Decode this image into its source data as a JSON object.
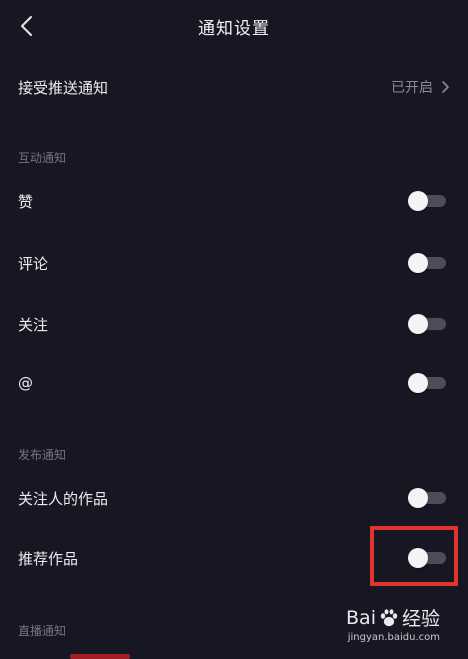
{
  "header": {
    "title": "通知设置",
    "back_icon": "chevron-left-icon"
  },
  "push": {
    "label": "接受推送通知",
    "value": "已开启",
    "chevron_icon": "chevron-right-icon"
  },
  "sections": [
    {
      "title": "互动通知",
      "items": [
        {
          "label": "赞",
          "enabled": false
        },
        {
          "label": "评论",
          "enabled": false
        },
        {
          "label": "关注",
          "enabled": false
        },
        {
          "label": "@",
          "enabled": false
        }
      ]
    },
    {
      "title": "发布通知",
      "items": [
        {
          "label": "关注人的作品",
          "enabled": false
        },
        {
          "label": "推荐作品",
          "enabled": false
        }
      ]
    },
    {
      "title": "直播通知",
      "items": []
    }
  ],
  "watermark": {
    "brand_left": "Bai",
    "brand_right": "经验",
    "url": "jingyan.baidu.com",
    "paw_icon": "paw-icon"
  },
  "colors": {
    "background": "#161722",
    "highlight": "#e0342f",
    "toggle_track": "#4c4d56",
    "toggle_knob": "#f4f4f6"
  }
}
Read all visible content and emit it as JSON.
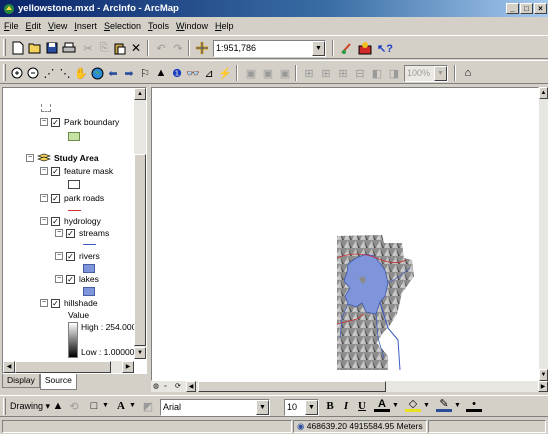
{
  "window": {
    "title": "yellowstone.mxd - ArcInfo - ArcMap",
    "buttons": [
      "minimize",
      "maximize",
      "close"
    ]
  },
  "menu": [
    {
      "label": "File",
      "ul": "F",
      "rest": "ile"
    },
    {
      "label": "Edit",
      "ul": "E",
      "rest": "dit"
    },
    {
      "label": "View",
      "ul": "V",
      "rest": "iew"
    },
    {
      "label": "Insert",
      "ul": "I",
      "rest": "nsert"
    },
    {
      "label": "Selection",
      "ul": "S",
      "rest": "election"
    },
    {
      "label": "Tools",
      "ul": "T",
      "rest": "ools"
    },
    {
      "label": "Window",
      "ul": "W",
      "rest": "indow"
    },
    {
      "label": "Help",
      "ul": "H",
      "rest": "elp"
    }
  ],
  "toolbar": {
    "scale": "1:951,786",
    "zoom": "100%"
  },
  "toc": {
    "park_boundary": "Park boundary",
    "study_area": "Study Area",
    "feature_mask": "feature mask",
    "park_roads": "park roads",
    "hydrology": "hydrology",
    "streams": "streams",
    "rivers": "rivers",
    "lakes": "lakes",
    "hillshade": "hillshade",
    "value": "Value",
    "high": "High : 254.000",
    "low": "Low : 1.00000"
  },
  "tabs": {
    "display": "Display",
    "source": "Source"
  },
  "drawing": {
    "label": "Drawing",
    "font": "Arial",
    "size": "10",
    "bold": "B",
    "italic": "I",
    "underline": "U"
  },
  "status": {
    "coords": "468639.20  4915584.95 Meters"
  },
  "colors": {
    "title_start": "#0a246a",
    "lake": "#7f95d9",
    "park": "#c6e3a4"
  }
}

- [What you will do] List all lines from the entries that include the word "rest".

- [Response to the exercise]
      "rest": "ile"
      "rest": "dit"
      "rest": "iew"
      "rest": "nsert"
      "rest": "election"
      "rest": "ools"
      "rest": "indow"
      "rest": "elp"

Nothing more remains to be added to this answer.